> [WHAT THE EXERCISE ASKS]: Return each line of the records below that contains the word "time".

> [RAW DATA]:
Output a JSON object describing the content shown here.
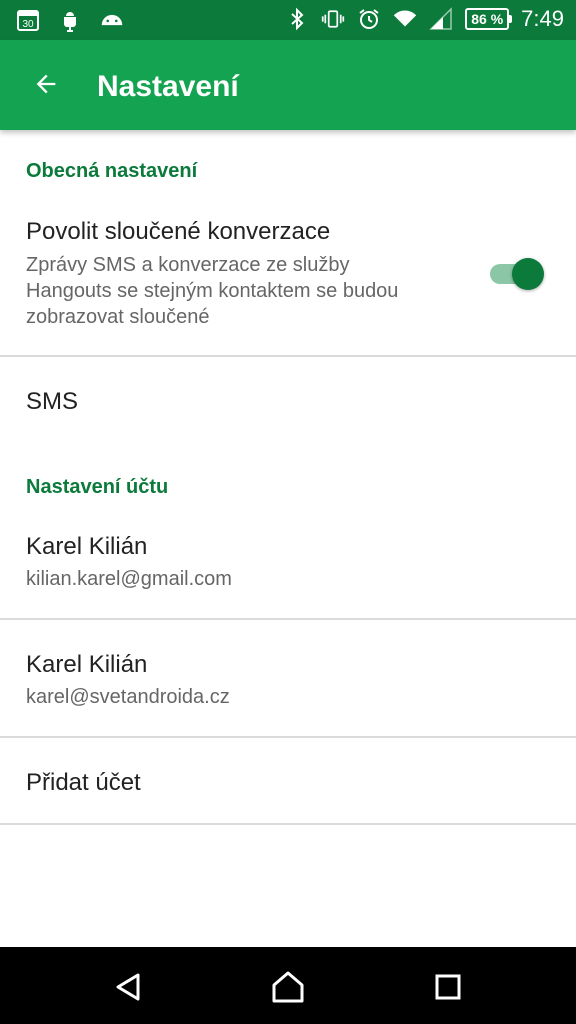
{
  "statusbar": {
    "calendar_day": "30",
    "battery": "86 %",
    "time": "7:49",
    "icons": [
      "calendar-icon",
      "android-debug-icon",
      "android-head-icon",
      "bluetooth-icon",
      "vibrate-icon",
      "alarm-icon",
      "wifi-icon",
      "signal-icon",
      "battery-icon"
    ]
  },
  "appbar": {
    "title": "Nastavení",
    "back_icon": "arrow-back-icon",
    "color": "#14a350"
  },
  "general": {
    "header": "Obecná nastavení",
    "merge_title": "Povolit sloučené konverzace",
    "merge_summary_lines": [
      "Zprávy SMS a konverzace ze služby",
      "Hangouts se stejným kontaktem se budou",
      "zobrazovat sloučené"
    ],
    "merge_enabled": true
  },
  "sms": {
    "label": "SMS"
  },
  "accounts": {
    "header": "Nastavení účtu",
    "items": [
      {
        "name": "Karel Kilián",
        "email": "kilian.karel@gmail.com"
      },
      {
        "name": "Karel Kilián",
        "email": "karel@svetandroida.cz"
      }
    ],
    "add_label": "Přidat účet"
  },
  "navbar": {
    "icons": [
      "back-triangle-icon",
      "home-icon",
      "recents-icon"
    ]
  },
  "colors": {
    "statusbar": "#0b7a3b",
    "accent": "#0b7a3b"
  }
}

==

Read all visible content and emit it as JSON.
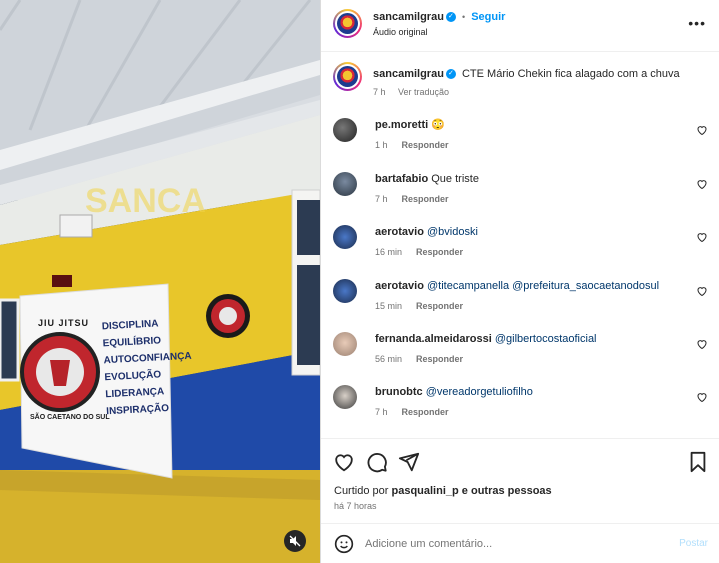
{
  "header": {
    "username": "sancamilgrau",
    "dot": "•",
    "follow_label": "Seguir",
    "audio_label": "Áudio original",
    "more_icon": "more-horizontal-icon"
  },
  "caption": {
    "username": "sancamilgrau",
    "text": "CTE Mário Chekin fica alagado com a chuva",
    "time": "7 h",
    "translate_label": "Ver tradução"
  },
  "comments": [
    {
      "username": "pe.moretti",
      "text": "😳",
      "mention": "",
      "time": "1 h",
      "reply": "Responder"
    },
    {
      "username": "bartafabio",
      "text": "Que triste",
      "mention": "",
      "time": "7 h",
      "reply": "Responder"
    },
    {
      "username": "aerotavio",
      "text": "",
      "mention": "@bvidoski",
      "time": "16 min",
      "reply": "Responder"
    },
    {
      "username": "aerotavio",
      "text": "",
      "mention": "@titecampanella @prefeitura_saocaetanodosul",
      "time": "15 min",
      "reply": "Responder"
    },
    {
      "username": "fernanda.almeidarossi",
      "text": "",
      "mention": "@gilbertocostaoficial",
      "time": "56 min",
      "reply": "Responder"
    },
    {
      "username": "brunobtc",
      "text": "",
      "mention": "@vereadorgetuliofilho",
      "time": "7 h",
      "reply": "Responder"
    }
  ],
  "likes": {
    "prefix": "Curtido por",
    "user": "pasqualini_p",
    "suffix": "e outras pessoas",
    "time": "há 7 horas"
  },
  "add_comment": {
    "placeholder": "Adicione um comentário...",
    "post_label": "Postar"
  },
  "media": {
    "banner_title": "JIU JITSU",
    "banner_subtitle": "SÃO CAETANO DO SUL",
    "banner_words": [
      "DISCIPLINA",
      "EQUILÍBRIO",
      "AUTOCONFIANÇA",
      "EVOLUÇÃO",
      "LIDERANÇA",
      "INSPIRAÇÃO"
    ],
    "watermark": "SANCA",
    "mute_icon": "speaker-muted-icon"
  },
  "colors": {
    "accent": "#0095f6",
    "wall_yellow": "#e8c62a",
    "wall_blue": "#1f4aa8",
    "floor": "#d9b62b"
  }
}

> [OUTPUT]:
    "time": "7:49",
    "time": "7 h",
      "time": "1 h",
      "time": "7 h",
      "time": "16 min",
      "time": "15 min",
      "time": "56 min",
      "time": "7 h",
    "time": "há 7 horas"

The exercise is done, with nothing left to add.